**Task item**
Nothing in the data should change when you return it, but leave the pictures out.

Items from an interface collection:

--

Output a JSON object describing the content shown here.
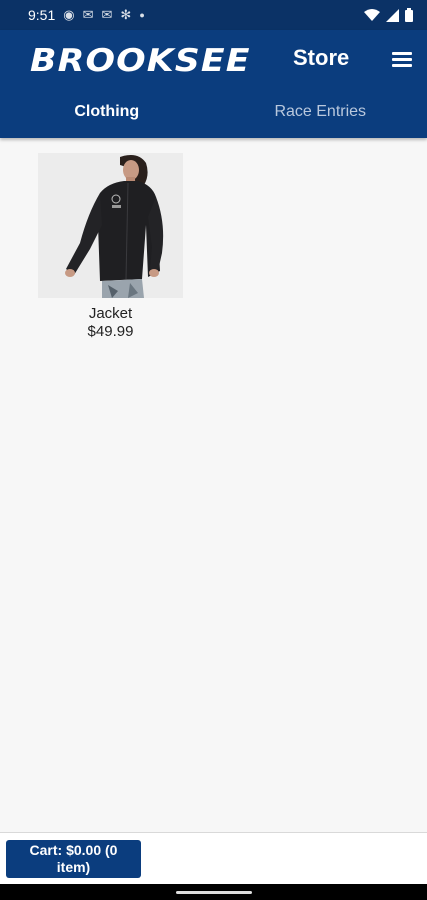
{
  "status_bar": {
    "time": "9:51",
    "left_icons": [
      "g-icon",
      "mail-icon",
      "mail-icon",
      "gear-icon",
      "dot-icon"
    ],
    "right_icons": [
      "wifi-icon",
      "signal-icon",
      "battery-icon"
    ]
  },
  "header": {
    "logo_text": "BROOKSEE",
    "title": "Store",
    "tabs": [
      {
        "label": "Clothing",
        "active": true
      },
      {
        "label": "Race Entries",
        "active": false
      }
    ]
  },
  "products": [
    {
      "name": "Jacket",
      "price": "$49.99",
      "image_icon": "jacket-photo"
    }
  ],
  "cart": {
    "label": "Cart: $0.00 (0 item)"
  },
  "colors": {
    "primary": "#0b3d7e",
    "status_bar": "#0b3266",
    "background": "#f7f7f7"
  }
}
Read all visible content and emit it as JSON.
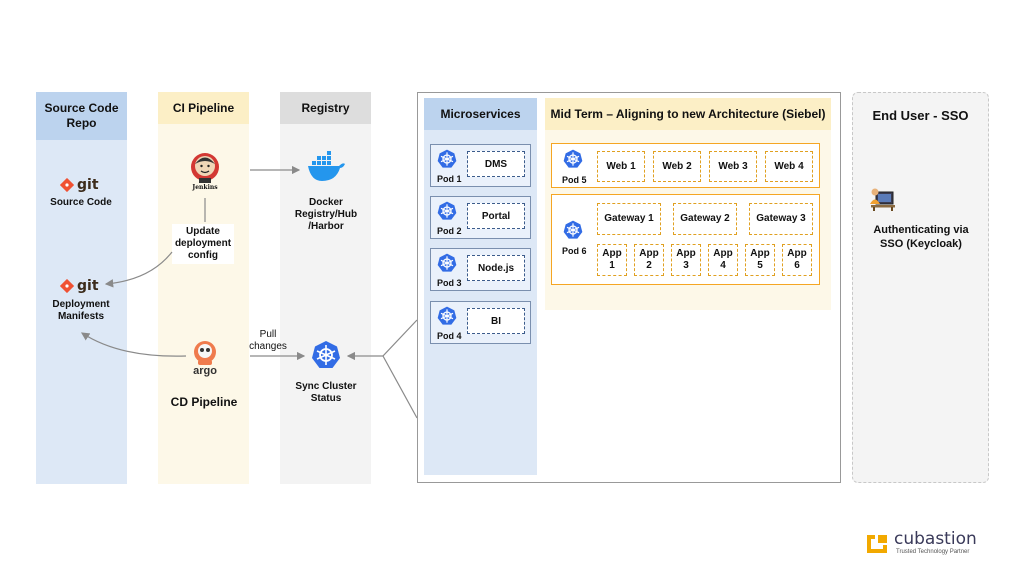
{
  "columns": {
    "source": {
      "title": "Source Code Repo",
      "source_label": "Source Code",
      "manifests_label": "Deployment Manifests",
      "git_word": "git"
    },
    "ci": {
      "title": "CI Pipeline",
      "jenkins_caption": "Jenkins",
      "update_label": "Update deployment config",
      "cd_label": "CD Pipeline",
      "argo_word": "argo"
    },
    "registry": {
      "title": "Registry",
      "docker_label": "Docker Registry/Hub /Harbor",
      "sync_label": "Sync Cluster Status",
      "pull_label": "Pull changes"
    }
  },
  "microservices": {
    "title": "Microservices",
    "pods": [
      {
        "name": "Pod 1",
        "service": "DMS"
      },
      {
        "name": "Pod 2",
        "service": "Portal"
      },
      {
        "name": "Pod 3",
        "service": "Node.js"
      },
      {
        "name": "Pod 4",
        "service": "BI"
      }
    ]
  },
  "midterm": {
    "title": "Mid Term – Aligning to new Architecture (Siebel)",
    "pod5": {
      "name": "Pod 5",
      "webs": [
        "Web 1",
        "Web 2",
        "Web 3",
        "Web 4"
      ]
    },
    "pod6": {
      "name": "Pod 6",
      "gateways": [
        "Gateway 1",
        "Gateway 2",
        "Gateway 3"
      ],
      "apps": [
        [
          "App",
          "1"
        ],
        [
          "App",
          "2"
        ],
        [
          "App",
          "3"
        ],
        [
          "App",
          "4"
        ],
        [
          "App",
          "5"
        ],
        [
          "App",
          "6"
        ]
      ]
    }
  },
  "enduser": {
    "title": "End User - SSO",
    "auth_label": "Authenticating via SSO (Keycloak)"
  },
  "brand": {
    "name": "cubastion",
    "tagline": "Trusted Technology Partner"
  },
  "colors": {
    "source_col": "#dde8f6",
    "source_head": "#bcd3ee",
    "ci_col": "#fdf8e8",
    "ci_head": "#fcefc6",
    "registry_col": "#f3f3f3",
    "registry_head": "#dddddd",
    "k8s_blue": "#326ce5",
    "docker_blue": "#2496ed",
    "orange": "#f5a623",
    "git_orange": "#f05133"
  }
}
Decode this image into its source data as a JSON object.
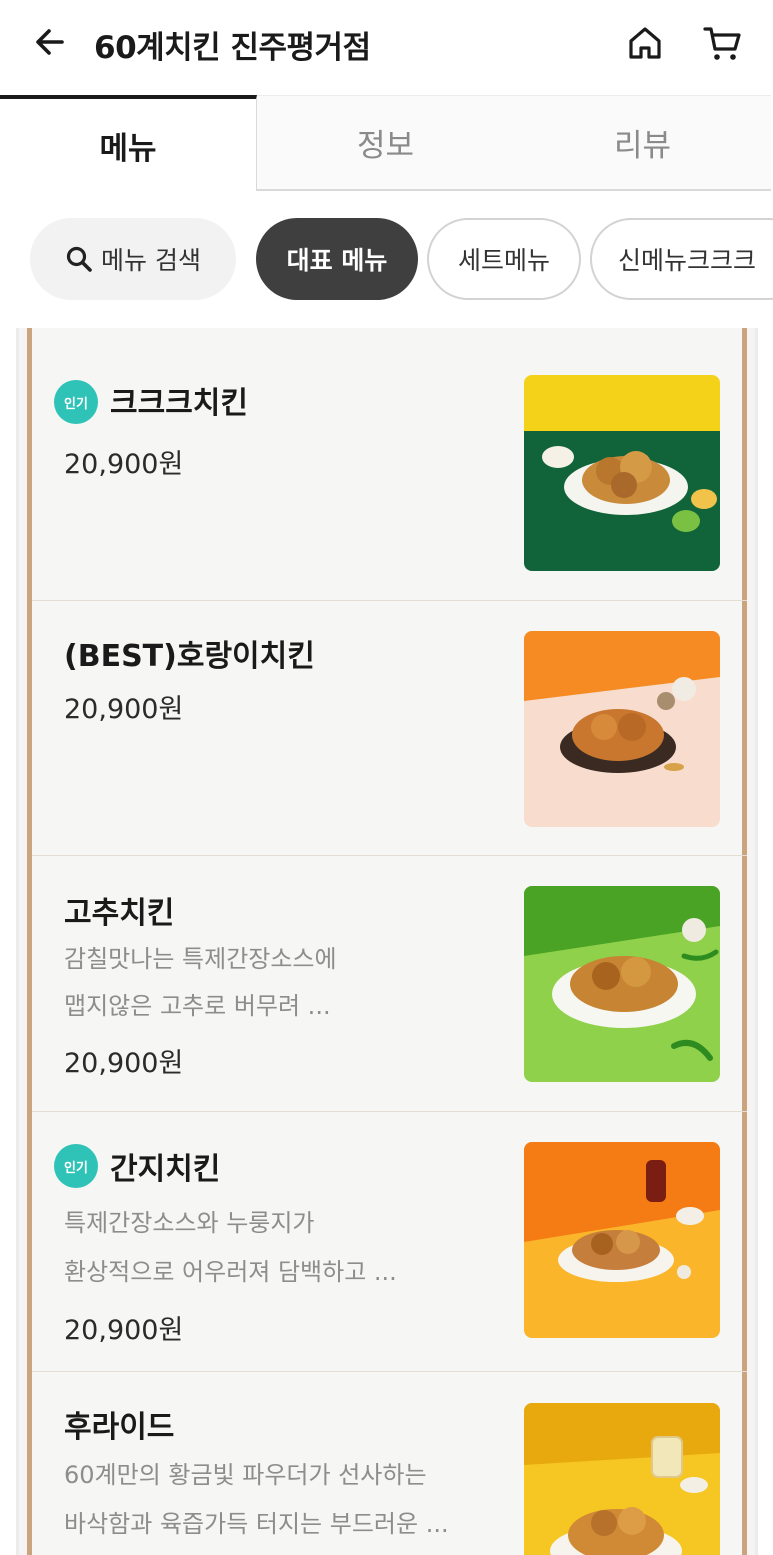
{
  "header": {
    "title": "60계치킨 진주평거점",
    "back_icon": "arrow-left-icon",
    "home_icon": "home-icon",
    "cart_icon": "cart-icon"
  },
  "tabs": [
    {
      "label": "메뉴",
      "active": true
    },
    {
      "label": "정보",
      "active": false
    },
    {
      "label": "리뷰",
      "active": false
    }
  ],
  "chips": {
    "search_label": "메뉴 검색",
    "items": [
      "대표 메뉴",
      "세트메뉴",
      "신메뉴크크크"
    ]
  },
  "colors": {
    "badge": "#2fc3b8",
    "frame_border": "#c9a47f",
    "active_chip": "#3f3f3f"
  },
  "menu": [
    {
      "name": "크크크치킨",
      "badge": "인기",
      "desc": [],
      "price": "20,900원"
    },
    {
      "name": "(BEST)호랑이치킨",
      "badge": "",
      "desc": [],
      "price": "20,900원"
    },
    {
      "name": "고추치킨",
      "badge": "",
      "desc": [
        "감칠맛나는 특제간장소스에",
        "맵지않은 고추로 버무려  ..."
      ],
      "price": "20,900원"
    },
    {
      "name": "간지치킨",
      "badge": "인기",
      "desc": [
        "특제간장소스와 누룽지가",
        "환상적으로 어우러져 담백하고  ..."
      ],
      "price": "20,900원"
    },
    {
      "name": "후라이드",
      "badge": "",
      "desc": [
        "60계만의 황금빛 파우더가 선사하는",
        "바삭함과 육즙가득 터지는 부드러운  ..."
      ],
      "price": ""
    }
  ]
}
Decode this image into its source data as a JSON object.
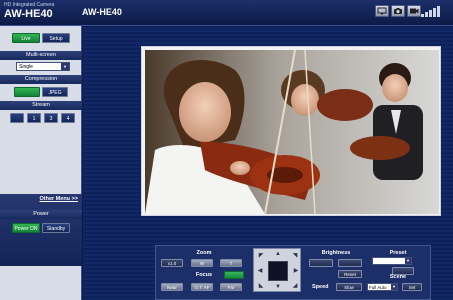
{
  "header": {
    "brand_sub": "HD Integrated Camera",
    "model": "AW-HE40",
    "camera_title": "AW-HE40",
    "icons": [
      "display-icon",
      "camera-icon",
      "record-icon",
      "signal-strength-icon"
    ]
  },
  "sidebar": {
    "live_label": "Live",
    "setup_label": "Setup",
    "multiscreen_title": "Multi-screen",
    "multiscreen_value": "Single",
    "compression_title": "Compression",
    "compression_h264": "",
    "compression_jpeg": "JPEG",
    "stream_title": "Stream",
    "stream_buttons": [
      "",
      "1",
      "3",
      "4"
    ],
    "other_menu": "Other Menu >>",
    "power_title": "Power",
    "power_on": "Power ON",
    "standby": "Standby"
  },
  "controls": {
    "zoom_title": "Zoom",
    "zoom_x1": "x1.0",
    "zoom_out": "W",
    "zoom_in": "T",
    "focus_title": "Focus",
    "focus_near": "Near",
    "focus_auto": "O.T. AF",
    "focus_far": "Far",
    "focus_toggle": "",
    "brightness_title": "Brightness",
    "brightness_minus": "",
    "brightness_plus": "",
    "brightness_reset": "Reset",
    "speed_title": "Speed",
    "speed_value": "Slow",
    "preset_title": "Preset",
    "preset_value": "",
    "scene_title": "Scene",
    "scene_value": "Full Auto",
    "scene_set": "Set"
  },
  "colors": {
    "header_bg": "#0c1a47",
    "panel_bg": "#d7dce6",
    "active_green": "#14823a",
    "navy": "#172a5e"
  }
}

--

**Output for this exercise**
Output a JSON object describing the content shown here.
{
  "status_bar": {
    "time": "9:51",
    "left_icons": [
      "g-icon",
      "mail-icon",
      "mail-icon",
      "gear-icon",
      "dot-icon"
    ],
    "right_icons": [
      "wifi-icon",
      "signal-icon",
      "battery-icon"
    ]
  },
  "header": {
    "logo_text": "BROOKSEE",
    "title": "Store",
    "tabs": [
      {
        "label": "Clothing",
        "active": true
      },
      {
        "label": "Race Entries",
        "active": false
      }
    ]
  },
  "products": [
    {
      "name": "Jacket",
      "price": "$49.99",
      "image_icon": "jacket-photo"
    }
  ],
  "cart": {
    "label": "Cart: $0.00 (0 item)"
  },
  "colors": {
    "primary": "#0b3d7e",
    "status_bar": "#0b3266",
    "background": "#f7f7f7"
  }
}
Read all visible content and emit it as JSON.
{
  "columns": {
    "source": {
      "title": "Source Code Repo",
      "source_label": "Source Code",
      "manifests_label": "Deployment Manifests",
      "git_word": "git"
    },
    "ci": {
      "title": "CI Pipeline",
      "jenkins_caption": "Jenkins",
      "update_label": "Update deployment config",
      "cd_label": "CD Pipeline",
      "argo_word": "argo"
    },
    "registry": {
      "title": "Registry",
      "docker_label": "Docker Registry/Hub /Harbor",
      "sync_label": "Sync Cluster Status",
      "pull_label": "Pull changes"
    }
  },
  "microservices": {
    "title": "Microservices",
    "pods": [
      {
        "name": "Pod 1",
        "service": "DMS"
      },
      {
        "name": "Pod 2",
        "service": "Portal"
      },
      {
        "name": "Pod 3",
        "service": "Node.js"
      },
      {
        "name": "Pod 4",
        "service": "BI"
      }
    ]
  },
  "midterm": {
    "title": "Mid Term – Aligning to new Architecture (Siebel)",
    "pod5": {
      "name": "Pod 5",
      "webs": [
        "Web 1",
        "Web 2",
        "Web 3",
        "Web 4"
      ]
    },
    "pod6": {
      "name": "Pod 6",
      "gateways": [
        "Gateway 1",
        "Gateway 2",
        "Gateway 3"
      ],
      "apps": [
        [
          "App",
          "1"
        ],
        [
          "App",
          "2"
        ],
        [
          "App",
          "3"
        ],
        [
          "App",
          "4"
        ],
        [
          "App",
          "5"
        ],
        [
          "App",
          "6"
        ]
      ]
    }
  },
  "enduser": {
    "title": "End User - SSO",
    "auth_label": "Authenticating via SSO (Keycloak)"
  },
  "brand": {
    "name": "cubastion",
    "tagline": "Trusted Technology Partner"
  },
  "colors": {
    "source_col": "#dde8f6",
    "source_head": "#bcd3ee",
    "ci_col": "#fdf8e8",
    "ci_head": "#fcefc6",
    "registry_col": "#f3f3f3",
    "registry_head": "#dddddd",
    "k8s_blue": "#326ce5",
    "docker_blue": "#2496ed",
    "orange": "#f5a623",
    "git_orange": "#f05133"
  }
}
Decode this image into its source data as a JSON object.
{
  "header": {
    "title": "60계치킨 진주평거점",
    "back_icon": "arrow-left-icon",
    "home_icon": "home-icon",
    "cart_icon": "cart-icon"
  },
  "tabs": [
    {
      "label": "메뉴",
      "active": true
    },
    {
      "label": "정보",
      "active": false
    },
    {
      "label": "리뷰",
      "active": false
    }
  ],
  "chips": {
    "search_label": "메뉴 검색",
    "items": [
      "대표 메뉴",
      "세트메뉴",
      "신메뉴크크크"
    ]
  },
  "colors": {
    "badge": "#2fc3b8",
    "frame_border": "#c9a47f",
    "active_chip": "#3f3f3f"
  },
  "menu": [
    {
      "name": "크크크치킨",
      "badge": "인기",
      "desc": [],
      "price": "20,900원"
    },
    {
      "name": "(BEST)호랑이치킨",
      "badge": "",
      "desc": [],
      "price": "20,900원"
    },
    {
      "name": "고추치킨",
      "badge": "",
      "desc": [
        "감칠맛나는 특제간장소스에",
        "맵지않은 고추로 버무려  ..."
      ],
      "price": "20,900원"
    },
    {
      "name": "간지치킨",
      "badge": "인기",
      "desc": [
        "특제간장소스와 누룽지가",
        "환상적으로 어우러져 담백하고  ..."
      ],
      "price": "20,900원"
    },
    {
      "name": "후라이드",
      "badge": "",
      "desc": [
        "60계만의 황금빛 파우더가 선사하는",
        "바삭함과 육즙가득 터지는 부드러운  ..."
      ],
      "price": ""
    }
  ]
}
Decode this image into its source data as a JSON object.
{
  "header": {
    "brand_sub": "HD Integrated Camera",
    "model": "AW-HE40",
    "camera_title": "AW-HE40",
    "icons": [
      "display-icon",
      "camera-icon",
      "record-icon",
      "signal-strength-icon"
    ]
  },
  "sidebar": {
    "live_label": "Live",
    "setup_label": "Setup",
    "multiscreen_title": "Multi-screen",
    "multiscreen_value": "Single",
    "compression_title": "Compression",
    "compression_h264": "",
    "compression_jpeg": "JPEG",
    "stream_title": "Stream",
    "stream_buttons": [
      "",
      "1",
      "3",
      "4"
    ],
    "other_menu": "Other Menu >>",
    "power_title": "Power",
    "power_on": "Power ON",
    "standby": "Standby"
  },
  "controls": {
    "zoom_title": "Zoom",
    "zoom_x1": "x1.0",
    "zoom_out": "W",
    "zoom_in": "T",
    "focus_title": "Focus",
    "focus_near": "Near",
    "focus_auto": "O.T. AF",
    "focus_far": "Far",
    "focus_toggle": "",
    "brightness_title": "Brightness",
    "brightness_minus": "",
    "brightness_plus": "",
    "brightness_reset": "Reset",
    "speed_title": "Speed",
    "speed_value": "Slow",
    "preset_title": "Preset",
    "preset_value": "",
    "scene_title": "Scene",
    "scene_value": "Full Auto",
    "scene_set": "Set"
  },
  "colors": {
    "header_bg": "#0c1a47",
    "panel_bg": "#d7dce6",
    "active_green": "#14823a",
    "navy": "#172a5e"
  }
}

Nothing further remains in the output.